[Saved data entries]
----

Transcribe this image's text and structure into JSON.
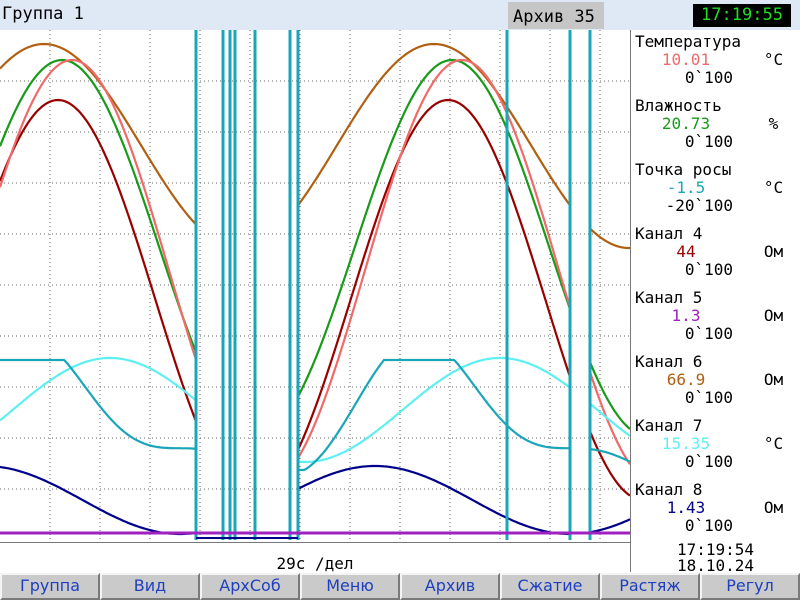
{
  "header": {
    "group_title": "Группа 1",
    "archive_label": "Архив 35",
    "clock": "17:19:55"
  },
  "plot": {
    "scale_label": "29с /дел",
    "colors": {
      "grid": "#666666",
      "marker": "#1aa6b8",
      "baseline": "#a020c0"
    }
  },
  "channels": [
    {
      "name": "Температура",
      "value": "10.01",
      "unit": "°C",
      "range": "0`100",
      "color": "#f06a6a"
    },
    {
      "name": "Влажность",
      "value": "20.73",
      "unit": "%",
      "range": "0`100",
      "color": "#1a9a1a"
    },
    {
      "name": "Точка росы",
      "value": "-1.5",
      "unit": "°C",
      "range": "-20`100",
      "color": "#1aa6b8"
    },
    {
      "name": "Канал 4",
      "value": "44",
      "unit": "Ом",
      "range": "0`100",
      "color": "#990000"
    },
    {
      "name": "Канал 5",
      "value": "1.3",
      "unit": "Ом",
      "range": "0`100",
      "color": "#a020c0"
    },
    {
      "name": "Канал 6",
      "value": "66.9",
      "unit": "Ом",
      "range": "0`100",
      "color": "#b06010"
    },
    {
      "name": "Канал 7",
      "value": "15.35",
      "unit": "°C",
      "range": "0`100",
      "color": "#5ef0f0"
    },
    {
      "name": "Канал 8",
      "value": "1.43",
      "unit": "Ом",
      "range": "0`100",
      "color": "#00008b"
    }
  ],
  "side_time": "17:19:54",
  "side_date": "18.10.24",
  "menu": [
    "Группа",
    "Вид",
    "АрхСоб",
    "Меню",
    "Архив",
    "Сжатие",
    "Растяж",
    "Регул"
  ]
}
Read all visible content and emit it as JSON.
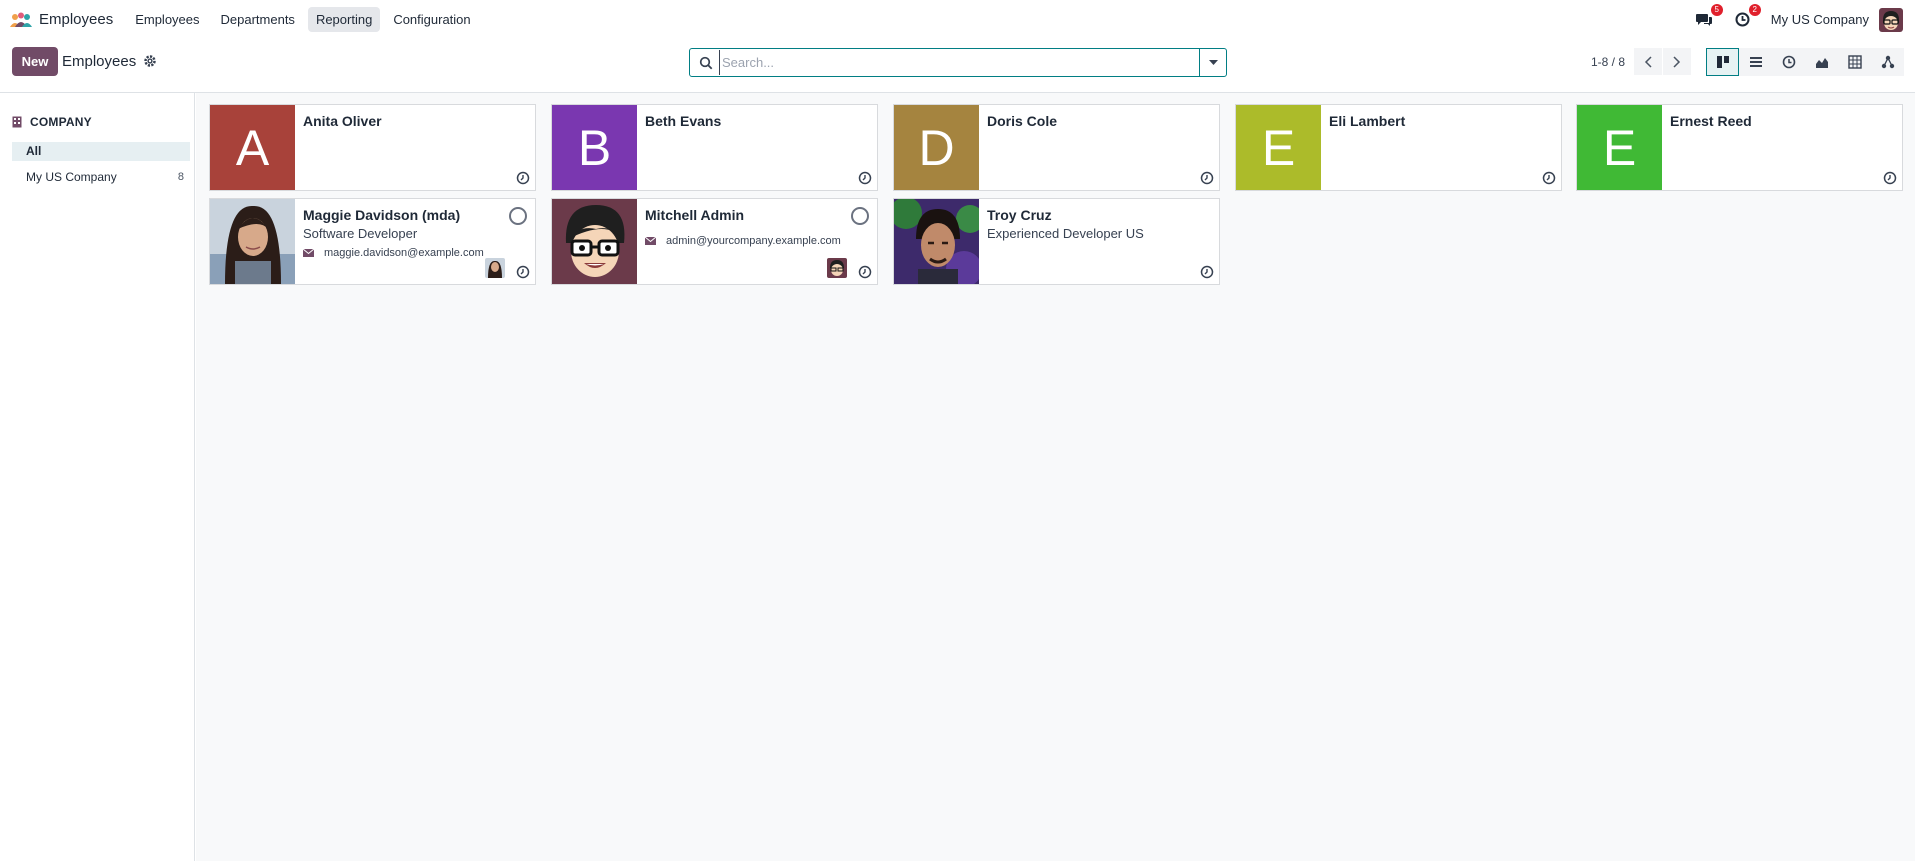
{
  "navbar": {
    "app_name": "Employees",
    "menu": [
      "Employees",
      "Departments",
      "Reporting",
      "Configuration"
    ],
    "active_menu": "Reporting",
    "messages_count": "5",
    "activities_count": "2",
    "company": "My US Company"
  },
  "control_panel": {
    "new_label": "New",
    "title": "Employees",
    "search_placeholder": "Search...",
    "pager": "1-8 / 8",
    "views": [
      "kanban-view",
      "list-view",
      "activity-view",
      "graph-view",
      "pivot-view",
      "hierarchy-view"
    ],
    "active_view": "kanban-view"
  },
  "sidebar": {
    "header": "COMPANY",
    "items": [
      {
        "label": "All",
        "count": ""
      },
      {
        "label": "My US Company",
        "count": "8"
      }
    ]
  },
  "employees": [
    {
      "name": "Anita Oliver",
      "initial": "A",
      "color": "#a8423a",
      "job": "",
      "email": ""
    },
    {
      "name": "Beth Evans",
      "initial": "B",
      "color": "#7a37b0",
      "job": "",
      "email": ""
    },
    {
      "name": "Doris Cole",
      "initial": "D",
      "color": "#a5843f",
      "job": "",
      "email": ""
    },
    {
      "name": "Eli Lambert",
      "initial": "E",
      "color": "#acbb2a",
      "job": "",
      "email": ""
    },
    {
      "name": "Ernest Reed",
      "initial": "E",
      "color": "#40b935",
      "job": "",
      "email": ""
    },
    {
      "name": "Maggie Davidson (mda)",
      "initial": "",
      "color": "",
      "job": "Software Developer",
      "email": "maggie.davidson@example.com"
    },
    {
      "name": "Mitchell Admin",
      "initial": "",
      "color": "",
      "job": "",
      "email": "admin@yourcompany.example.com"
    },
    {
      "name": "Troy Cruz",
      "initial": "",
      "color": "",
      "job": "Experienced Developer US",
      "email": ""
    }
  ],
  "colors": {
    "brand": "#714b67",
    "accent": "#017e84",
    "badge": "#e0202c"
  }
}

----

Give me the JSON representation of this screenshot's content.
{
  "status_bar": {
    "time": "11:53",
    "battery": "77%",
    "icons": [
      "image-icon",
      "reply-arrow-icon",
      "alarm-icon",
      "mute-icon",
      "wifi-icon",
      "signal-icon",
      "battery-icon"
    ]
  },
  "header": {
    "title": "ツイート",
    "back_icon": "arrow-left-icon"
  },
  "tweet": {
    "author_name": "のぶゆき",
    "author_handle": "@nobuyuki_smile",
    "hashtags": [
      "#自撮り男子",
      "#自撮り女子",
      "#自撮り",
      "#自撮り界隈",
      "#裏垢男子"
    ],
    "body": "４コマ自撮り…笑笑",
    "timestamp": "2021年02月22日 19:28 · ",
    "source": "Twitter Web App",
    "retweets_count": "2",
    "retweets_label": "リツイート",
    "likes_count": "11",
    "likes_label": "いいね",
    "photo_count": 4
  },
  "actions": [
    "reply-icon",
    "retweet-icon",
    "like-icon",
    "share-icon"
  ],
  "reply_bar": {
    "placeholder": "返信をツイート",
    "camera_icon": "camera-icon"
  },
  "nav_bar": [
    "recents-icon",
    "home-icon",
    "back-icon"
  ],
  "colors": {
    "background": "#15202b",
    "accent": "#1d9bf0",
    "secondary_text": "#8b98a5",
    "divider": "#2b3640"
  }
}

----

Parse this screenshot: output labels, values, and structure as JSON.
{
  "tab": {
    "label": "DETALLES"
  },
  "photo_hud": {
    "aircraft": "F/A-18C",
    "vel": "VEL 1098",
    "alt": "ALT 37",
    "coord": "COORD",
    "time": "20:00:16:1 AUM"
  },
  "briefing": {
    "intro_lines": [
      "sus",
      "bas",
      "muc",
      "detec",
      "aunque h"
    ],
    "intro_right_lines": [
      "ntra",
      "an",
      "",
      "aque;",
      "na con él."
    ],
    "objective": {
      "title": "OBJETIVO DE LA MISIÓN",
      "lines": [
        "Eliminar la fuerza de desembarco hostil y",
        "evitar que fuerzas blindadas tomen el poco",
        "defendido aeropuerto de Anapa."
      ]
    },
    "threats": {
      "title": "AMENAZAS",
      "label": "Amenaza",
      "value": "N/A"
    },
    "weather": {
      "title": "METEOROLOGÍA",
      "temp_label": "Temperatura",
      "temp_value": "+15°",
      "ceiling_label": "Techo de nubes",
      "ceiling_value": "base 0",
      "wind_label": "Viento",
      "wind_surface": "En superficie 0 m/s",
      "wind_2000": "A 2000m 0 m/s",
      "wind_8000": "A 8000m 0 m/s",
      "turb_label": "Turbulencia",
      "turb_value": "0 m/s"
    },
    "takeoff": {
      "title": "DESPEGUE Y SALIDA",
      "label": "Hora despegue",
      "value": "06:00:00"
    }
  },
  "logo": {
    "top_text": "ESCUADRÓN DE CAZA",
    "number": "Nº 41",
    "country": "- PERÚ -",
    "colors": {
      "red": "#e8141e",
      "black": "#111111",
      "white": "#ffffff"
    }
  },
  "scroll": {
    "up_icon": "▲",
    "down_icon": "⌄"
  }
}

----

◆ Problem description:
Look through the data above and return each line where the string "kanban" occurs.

◆ Output for this task:
      "kanban-view",
    "active_view": "kanban-view"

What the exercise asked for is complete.